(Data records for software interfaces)
========================================

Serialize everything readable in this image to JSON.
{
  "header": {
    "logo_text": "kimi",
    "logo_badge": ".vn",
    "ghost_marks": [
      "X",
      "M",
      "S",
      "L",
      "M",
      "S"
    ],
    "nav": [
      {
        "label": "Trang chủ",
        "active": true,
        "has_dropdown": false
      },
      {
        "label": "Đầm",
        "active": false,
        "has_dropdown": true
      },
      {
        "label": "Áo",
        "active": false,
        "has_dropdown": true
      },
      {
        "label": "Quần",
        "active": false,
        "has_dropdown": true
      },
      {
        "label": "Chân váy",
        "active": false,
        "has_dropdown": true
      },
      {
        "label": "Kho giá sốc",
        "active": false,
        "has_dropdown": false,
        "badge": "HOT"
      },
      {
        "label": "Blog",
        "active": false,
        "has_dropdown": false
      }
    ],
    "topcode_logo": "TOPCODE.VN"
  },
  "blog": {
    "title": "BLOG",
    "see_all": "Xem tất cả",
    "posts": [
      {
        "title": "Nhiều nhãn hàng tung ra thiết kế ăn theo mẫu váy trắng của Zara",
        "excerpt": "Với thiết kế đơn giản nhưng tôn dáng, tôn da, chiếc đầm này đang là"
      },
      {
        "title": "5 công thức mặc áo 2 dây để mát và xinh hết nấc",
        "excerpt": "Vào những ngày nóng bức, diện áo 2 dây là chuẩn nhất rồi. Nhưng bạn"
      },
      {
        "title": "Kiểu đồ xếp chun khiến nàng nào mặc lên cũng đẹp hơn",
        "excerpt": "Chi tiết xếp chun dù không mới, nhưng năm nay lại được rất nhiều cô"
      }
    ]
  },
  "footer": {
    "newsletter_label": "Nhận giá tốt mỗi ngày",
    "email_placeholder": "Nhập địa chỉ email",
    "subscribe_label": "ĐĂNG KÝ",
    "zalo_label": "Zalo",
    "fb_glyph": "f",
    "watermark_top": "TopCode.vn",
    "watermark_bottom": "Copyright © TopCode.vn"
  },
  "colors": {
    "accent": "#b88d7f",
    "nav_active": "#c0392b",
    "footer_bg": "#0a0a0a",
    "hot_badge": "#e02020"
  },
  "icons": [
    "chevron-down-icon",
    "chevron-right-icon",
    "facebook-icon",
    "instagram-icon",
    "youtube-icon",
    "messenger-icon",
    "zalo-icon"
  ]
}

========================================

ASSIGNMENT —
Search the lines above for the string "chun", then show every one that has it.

OUTPUT FOR THIS TASK —
        "title": "Kiểu đồ xếp chun khiến nàng nào mặc lên cũng đẹp hơn",
        "excerpt": "Chi tiết xếp chun dù không mới, nhưng năm nay lại được rất nhiều cô"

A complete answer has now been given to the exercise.